------ DATASET RECORDS

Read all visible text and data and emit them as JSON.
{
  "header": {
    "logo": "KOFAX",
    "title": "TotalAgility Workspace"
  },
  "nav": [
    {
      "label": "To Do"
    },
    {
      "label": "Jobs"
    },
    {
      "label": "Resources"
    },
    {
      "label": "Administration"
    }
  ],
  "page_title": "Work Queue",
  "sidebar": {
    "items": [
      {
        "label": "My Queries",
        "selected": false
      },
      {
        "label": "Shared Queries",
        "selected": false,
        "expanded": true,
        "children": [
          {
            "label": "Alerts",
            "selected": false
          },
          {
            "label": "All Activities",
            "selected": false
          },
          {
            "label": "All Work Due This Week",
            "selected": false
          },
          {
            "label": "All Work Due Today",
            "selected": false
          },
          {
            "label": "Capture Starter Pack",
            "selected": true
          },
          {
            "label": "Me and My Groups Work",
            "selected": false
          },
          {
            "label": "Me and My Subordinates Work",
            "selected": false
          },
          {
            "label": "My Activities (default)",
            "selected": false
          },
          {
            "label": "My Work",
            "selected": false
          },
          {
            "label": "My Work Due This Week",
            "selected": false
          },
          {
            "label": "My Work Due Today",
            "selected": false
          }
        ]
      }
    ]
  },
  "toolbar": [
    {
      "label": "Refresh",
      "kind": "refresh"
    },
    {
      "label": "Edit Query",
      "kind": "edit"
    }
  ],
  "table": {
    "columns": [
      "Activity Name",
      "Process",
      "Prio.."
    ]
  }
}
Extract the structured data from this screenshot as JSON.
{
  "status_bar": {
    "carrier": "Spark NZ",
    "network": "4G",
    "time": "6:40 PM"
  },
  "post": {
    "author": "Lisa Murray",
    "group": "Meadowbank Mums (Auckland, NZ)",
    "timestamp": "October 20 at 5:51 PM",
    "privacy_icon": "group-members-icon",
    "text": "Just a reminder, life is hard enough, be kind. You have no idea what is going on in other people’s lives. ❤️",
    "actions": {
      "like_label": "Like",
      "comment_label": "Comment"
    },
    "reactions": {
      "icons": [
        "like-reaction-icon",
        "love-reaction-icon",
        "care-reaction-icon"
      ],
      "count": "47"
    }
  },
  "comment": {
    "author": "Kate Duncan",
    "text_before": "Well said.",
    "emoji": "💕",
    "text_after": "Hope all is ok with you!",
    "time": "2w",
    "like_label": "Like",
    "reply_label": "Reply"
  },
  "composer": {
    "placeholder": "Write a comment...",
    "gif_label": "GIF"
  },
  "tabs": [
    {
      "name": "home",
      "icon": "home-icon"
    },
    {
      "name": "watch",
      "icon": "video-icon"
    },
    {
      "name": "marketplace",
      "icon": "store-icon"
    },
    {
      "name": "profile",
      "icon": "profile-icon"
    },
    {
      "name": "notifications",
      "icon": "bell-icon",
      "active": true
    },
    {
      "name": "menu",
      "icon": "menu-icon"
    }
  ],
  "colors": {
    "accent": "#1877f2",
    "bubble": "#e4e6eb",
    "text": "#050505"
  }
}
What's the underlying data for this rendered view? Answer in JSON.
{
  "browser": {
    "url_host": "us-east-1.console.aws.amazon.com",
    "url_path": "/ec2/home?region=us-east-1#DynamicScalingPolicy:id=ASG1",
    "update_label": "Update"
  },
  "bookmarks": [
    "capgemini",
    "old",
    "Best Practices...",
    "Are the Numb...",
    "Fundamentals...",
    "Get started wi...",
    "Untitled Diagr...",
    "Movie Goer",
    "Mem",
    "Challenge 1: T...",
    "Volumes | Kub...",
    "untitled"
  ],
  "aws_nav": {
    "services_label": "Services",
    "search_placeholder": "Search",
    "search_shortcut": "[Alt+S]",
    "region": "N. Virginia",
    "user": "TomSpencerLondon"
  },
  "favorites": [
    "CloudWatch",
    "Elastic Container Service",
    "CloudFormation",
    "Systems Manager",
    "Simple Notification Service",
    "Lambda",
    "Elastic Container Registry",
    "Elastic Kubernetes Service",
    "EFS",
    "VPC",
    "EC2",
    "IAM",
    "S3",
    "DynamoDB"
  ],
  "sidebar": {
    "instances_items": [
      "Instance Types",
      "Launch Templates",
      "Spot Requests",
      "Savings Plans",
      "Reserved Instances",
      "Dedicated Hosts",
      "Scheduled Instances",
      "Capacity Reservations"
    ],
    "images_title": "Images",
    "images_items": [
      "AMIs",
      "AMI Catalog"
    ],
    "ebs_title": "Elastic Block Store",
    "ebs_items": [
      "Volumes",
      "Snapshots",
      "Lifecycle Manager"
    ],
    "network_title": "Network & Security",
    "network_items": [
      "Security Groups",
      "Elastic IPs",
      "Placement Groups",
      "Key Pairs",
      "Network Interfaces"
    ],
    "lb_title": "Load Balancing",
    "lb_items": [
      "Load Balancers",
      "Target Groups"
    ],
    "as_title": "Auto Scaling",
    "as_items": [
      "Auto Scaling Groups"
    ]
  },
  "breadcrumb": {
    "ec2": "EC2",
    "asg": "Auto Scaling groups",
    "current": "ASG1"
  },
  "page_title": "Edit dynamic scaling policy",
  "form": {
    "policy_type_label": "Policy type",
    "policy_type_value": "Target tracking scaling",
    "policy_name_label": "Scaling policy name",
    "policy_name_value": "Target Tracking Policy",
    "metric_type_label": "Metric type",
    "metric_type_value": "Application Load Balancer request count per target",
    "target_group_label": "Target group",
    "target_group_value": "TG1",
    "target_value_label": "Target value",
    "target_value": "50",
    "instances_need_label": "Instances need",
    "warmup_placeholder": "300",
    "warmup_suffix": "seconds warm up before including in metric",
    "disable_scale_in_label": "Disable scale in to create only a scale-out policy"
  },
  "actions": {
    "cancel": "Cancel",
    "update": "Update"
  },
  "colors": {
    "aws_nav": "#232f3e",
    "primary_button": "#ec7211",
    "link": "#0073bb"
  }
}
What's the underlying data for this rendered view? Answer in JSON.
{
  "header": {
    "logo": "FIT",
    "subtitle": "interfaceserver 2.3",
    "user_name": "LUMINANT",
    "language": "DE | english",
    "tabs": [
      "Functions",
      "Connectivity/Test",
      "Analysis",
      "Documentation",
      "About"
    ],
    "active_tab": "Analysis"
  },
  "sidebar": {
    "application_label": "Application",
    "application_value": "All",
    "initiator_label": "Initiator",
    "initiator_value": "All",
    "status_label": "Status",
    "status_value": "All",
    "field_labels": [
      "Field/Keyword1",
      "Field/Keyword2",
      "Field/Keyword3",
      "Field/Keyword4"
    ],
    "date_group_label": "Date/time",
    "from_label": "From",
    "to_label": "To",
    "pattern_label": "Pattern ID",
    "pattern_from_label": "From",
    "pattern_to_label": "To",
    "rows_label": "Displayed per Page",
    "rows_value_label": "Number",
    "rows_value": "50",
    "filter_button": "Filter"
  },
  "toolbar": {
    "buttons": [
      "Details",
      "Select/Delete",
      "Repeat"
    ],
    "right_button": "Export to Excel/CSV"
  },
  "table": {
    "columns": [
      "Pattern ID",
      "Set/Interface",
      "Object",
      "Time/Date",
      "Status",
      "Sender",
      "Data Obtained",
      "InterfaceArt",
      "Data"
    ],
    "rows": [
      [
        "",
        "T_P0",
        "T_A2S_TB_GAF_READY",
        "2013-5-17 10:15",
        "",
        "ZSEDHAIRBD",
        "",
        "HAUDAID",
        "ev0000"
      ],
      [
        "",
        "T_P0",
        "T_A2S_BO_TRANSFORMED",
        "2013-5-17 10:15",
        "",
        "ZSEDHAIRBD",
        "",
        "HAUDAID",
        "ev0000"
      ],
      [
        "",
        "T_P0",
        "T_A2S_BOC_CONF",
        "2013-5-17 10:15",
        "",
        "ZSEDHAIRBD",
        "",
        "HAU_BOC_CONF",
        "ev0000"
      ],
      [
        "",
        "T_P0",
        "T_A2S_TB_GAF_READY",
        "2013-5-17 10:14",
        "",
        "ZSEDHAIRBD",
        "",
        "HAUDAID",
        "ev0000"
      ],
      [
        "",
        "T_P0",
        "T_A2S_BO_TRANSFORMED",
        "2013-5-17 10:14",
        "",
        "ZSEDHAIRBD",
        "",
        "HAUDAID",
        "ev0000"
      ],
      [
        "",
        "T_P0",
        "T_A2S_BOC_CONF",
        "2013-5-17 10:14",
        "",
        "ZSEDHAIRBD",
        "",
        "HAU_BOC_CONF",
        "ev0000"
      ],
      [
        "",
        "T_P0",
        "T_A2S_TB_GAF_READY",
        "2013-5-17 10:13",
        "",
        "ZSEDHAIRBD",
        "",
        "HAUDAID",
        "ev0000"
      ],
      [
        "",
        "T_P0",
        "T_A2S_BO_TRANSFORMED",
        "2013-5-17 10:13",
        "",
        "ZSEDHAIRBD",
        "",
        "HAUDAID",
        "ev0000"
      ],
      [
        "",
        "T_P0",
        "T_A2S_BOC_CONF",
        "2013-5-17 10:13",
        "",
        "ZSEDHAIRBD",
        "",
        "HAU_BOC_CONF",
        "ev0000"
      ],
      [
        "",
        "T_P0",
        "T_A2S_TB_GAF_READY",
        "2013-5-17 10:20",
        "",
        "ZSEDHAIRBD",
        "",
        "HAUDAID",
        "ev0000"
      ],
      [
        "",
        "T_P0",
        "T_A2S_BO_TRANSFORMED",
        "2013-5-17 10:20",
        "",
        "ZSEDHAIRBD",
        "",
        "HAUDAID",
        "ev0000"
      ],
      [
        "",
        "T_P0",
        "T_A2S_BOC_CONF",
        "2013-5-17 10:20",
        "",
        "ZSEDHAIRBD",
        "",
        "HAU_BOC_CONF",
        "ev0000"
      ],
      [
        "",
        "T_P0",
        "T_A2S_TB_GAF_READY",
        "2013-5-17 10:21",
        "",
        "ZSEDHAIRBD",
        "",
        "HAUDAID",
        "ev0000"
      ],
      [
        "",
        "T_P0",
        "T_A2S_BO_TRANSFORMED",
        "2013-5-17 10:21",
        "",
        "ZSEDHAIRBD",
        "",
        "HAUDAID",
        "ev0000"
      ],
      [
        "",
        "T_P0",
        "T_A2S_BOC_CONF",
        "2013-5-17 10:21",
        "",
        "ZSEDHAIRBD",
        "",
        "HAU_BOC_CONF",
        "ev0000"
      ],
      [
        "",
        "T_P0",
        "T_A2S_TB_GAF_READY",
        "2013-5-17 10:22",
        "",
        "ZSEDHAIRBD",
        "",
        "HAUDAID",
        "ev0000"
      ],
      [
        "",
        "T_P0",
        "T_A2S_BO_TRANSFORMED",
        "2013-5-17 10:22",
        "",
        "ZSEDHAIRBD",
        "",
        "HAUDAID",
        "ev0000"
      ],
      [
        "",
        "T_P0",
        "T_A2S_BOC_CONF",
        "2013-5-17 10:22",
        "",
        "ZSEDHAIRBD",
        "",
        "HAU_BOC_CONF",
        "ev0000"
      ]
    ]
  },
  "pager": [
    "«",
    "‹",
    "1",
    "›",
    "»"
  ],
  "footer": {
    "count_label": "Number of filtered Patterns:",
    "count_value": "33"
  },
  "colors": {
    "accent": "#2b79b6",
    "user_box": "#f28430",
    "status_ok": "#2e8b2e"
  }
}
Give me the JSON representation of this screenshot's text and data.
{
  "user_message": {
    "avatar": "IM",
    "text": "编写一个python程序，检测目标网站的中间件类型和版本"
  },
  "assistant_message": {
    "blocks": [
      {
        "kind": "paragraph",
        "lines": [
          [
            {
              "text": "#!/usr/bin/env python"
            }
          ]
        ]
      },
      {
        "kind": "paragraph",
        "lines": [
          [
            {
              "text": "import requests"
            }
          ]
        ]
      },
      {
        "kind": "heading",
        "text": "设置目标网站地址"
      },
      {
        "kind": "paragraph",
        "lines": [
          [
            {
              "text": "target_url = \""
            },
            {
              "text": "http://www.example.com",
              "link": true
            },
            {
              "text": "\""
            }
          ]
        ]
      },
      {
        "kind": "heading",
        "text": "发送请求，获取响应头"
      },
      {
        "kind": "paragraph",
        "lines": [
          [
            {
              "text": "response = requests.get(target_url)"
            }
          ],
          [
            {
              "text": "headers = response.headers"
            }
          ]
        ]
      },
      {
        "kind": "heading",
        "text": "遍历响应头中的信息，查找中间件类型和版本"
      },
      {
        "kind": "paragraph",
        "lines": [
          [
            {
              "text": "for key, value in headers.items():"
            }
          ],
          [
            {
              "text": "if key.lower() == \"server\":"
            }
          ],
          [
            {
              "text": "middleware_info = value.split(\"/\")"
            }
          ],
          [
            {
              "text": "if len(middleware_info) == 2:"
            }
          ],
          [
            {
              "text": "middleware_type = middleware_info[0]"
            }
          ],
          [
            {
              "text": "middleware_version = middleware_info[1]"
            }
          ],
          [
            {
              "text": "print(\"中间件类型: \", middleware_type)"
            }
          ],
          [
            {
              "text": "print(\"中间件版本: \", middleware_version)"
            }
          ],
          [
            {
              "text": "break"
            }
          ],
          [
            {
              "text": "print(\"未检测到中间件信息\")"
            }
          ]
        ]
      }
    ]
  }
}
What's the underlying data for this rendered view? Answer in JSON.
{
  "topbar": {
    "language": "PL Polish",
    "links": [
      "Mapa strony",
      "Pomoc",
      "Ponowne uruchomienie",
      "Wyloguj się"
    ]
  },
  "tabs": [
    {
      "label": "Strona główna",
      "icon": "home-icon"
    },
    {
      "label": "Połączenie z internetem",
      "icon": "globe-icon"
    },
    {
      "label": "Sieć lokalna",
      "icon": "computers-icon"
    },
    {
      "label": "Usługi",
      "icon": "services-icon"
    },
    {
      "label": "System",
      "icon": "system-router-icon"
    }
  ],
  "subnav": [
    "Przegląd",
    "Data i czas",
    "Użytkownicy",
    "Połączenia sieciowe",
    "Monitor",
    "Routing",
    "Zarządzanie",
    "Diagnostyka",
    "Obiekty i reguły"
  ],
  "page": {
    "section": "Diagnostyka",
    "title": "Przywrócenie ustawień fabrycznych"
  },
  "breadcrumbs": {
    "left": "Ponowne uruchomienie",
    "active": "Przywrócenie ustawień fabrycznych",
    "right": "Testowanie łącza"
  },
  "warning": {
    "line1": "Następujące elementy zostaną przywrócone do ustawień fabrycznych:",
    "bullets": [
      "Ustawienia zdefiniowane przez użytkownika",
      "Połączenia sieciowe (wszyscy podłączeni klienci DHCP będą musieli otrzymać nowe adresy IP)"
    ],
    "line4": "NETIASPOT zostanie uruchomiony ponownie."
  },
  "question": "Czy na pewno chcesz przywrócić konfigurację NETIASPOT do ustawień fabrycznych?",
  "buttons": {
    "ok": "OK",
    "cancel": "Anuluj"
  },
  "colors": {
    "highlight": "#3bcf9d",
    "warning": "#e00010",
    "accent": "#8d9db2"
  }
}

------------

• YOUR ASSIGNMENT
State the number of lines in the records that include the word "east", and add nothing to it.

• ANSWER BOX
2